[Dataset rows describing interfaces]
....
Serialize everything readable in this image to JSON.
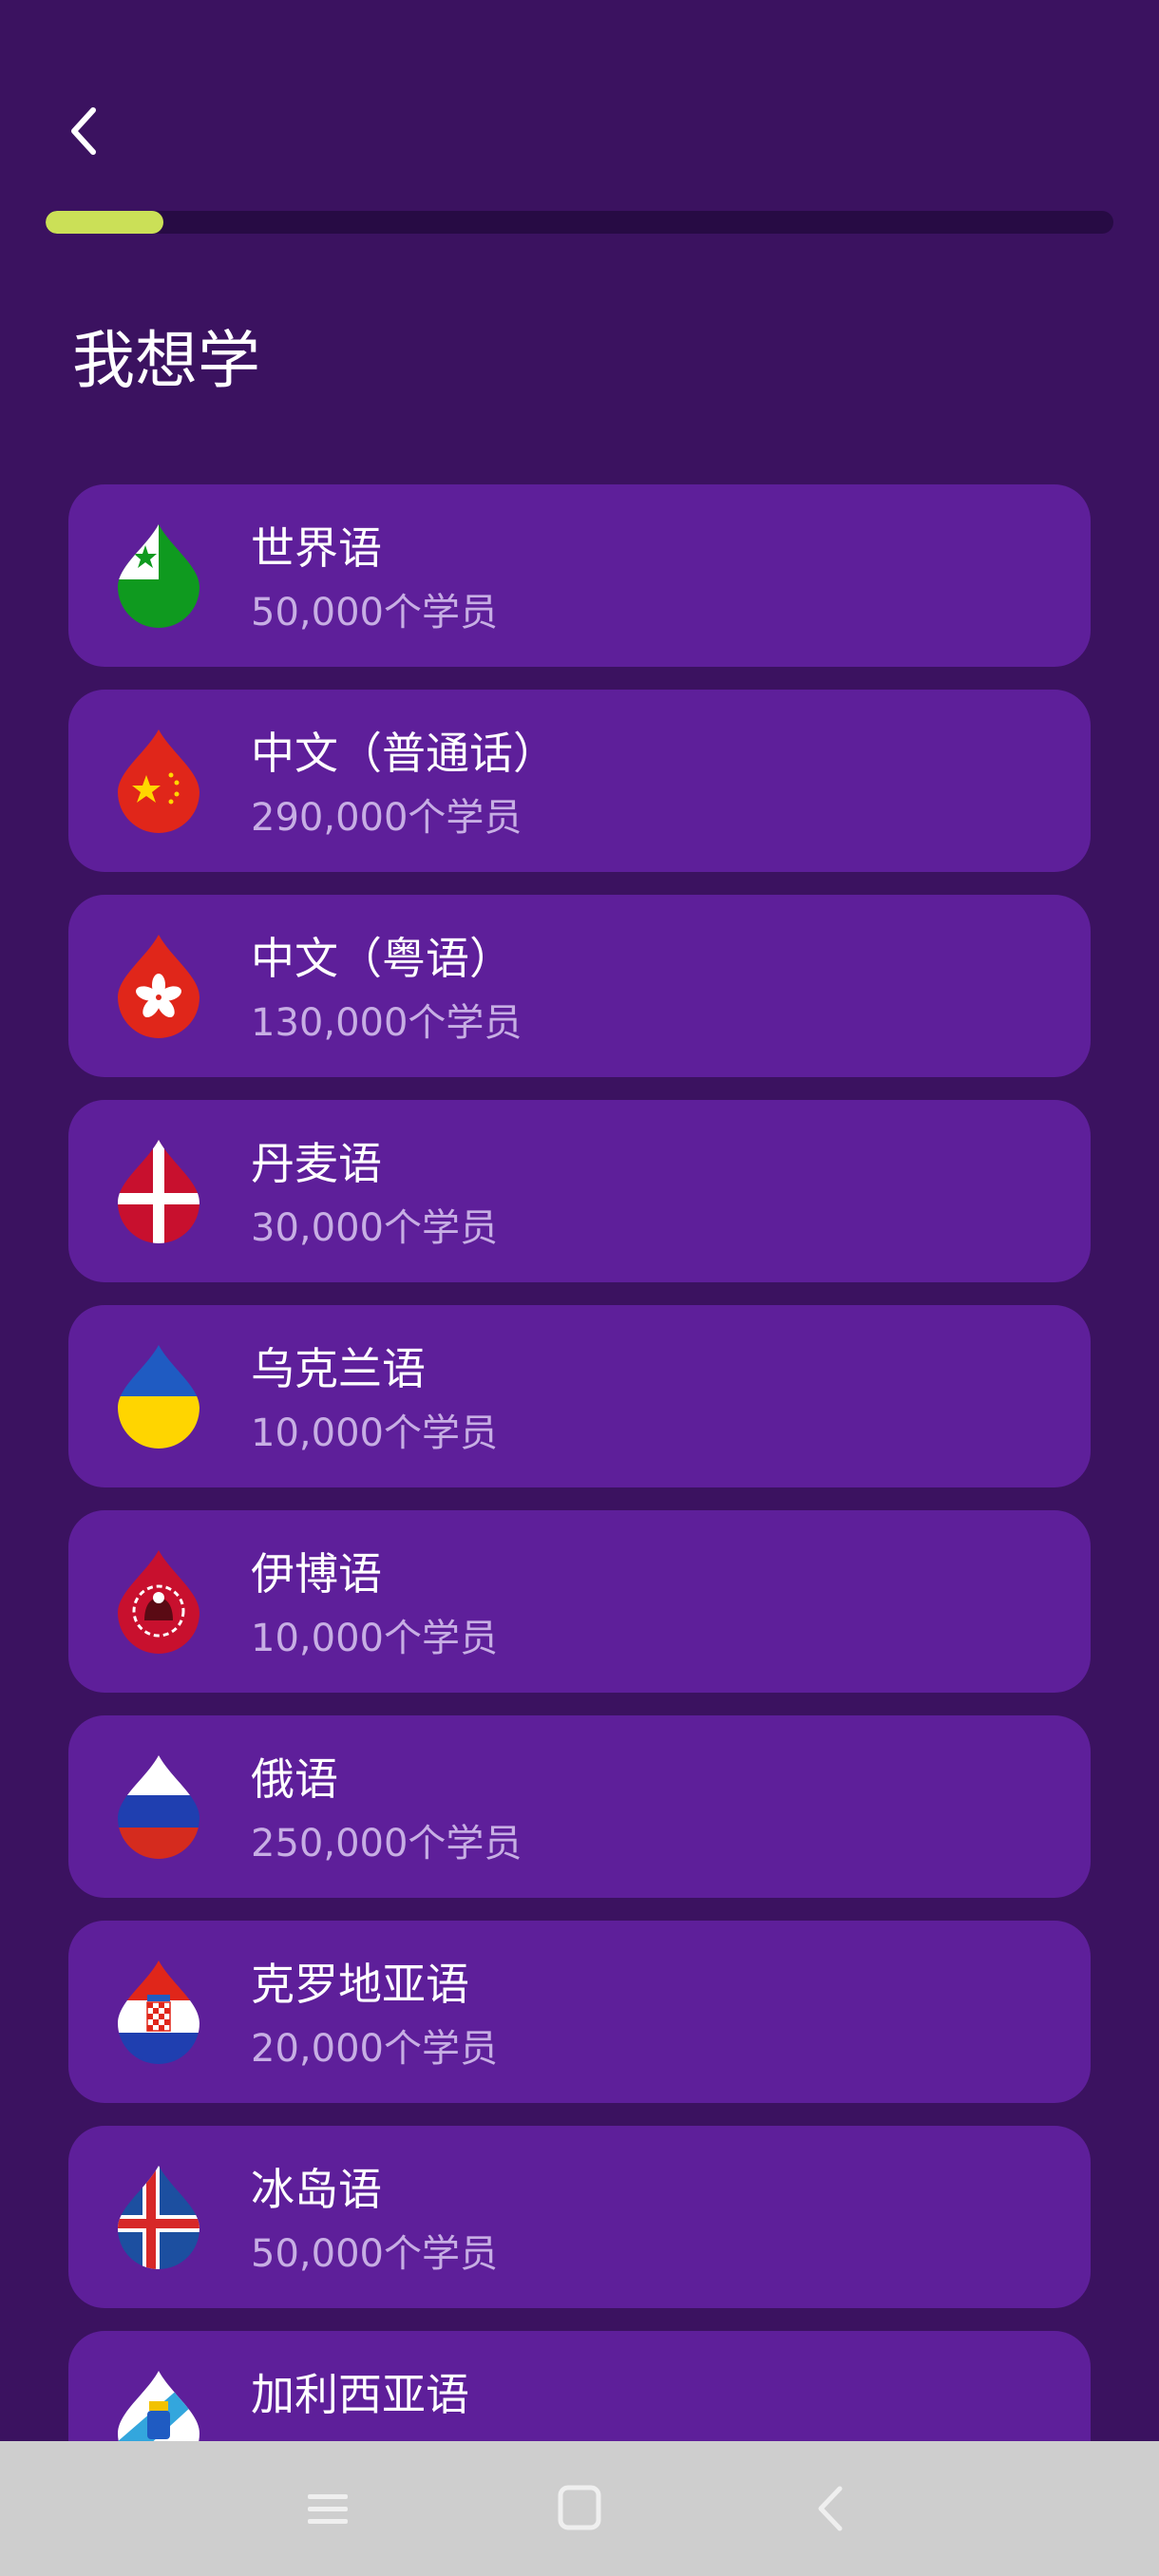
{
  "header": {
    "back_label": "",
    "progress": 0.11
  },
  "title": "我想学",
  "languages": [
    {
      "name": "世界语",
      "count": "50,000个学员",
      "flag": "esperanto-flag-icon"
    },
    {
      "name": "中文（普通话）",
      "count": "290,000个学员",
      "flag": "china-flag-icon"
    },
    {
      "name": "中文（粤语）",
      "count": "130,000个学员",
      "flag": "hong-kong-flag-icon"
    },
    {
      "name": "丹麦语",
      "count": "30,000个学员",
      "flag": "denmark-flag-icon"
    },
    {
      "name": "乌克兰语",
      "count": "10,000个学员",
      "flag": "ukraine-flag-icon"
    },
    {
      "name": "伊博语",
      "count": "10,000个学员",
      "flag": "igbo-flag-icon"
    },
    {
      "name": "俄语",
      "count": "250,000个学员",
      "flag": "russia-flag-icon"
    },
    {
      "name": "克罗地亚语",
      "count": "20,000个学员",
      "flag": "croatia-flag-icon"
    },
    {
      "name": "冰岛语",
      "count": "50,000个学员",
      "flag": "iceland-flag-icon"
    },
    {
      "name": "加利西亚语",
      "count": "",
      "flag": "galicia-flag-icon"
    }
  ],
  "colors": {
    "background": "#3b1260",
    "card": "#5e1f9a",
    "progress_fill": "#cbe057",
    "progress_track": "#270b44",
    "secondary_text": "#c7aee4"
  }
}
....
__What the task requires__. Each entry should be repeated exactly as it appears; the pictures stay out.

__Answer to this problem__.
Serialize everything readable in this image to JSON.
{
  "header": {
    "back_label": "",
    "progress": 0.11
  },
  "title": "我想学",
  "languages": [
    {
      "name": "世界语",
      "count": "50,000个学员",
      "flag": "esperanto-flag-icon"
    },
    {
      "name": "中文（普通话）",
      "count": "290,000个学员",
      "flag": "china-flag-icon"
    },
    {
      "name": "中文（粤语）",
      "count": "130,000个学员",
      "flag": "hong-kong-flag-icon"
    },
    {
      "name": "丹麦语",
      "count": "30,000个学员",
      "flag": "denmark-flag-icon"
    },
    {
      "name": "乌克兰语",
      "count": "10,000个学员",
      "flag": "ukraine-flag-icon"
    },
    {
      "name": "伊博语",
      "count": "10,000个学员",
      "flag": "igbo-flag-icon"
    },
    {
      "name": "俄语",
      "count": "250,000个学员",
      "flag": "russia-flag-icon"
    },
    {
      "name": "克罗地亚语",
      "count": "20,000个学员",
      "flag": "croatia-flag-icon"
    },
    {
      "name": "冰岛语",
      "count": "50,000个学员",
      "flag": "iceland-flag-icon"
    },
    {
      "name": "加利西亚语",
      "count": "",
      "flag": "galicia-flag-icon"
    }
  ],
  "colors": {
    "background": "#3b1260",
    "card": "#5e1f9a",
    "progress_fill": "#cbe057",
    "progress_track": "#270b44",
    "secondary_text": "#c7aee4"
  }
}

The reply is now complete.